The Memorial to Shared Experience

Posted on 20 May 2019

The New Zealand Memorial in Canberra was officially dedicated by the Prime Ministers of both Australia and New Zealand in a moving ceremony on the 24th of April 2001, the eve of Anzac Day.

Standing 11 metres high, the two-part memorial that flanks both sides of Anzac Parade was a gift from the New Zealand Government to the people of Australia. It symbolises the Anzac experience and is a reminder of the long history of cooperation between the two nations, an experience that remains one of the most evocative links between Australia and New Zealand.

The design consists of a bronze representation of the handles of a flax basket (kete harakeke). Based on the proverb 'Mau tena kiwai o te kete, maku tenei' or 'Each of us at a handle of the basket', the kete symbolises the shared 'load' and experience of Australians and New Zealanders, especially in wartime, with the dynamic form of the handles emphasising the ongoing evolution of that relationship.

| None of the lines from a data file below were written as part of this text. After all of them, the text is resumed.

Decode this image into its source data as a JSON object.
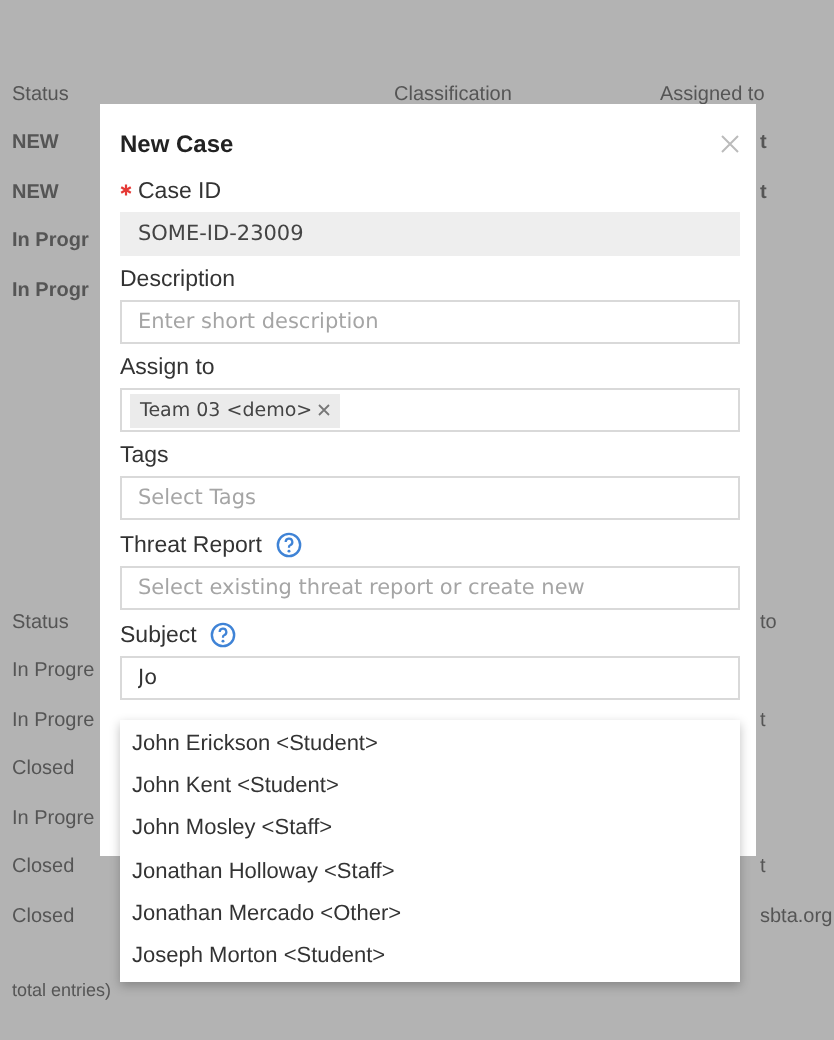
{
  "background": {
    "tables": [
      {
        "columns": [
          "Status",
          "Classification",
          "Assigned to"
        ],
        "rows": [
          {
            "status": "NEW",
            "column_3": "t",
            "bold": true
          },
          {
            "status": "NEW",
            "column_3": "t",
            "bold": true
          },
          {
            "status": "In Progr",
            "bold": true
          },
          {
            "status": "In Progr",
            "bold": true
          }
        ]
      },
      {
        "columns": [
          "Status",
          "to"
        ],
        "rows": [
          {
            "status": "In Progre",
            "bold": false
          },
          {
            "status": "In Progre",
            "column_3": "t",
            "bold": false
          },
          {
            "status": "Closed",
            "bold": false
          },
          {
            "status": "In Progre",
            "bold": false
          },
          {
            "status": "Closed",
            "column_3": "t",
            "bold": false
          },
          {
            "status": "Closed",
            "column_3": "sbta.org",
            "bold": false
          }
        ]
      }
    ],
    "footer": "total entries)"
  },
  "dialog": {
    "title": "New Case",
    "fields": [
      {
        "label": "Case ID",
        "required": true,
        "kind": "readonly",
        "value": "SOME-ID-23009"
      },
      {
        "label": "Description",
        "kind": "text",
        "placeholder": "Enter short description"
      },
      {
        "label": "Assign to",
        "kind": "tags",
        "tags": [
          "Team 03 <demo>"
        ]
      },
      {
        "label": "Tags",
        "kind": "text",
        "placeholder": "Select Tags"
      },
      {
        "label": "Threat Report",
        "help": true,
        "kind": "text",
        "placeholder": "Select existing threat report or create new"
      },
      {
        "label": "Subject",
        "help": true,
        "kind": "text",
        "value": "Jo"
      }
    ]
  },
  "suggestions": [
    "John Erickson <Student>",
    "John Kent <Student>",
    "John Mosley <Staff>",
    "Jonathan Holloway <Staff>",
    "Jonathan Mercado <Other>",
    "Joseph Morton <Student>"
  ]
}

Each handle is distinct, with one representing Australia, and the other New Zealand. At the base of each handle are landscaped areas with indigenous Maori and Aboriginal artworks. On the Australian side of the memorial (the western side of Anzac Parade), an Aboriginal motif for the paving beneath the handle, using stone of Australian origin, was designed by Indigenous artist, Daisy Nadjundanga, from Maningruda in the Northern Territory. On the New Zealand side the work is by artists Allen Wihongi and Toi Te Rito Maihi. Their design is based on the whakatu weaving pattern of a flax basket, with the stone originating from Coromandel, Golden Bay and Canterbury..

The special bond forged between Australia and New Zealand during times of war is acknowledged on the paved area beneath each handle. In a ceremony on the 26th of February 2001, soil from Chunuk Bair, Gallipoli was buried in a rimu box on the New Zealand side, while on the Australian side, soil from Lone Pine, Gallipoli was buried in a box made from Australian jarrah. The campaigns in which New Zealanders and Australians have served side by side are also inscribed on concentric circles radiating from each handle.


New Zealand Ministry for Culture and Heritage:

National Capital Authority: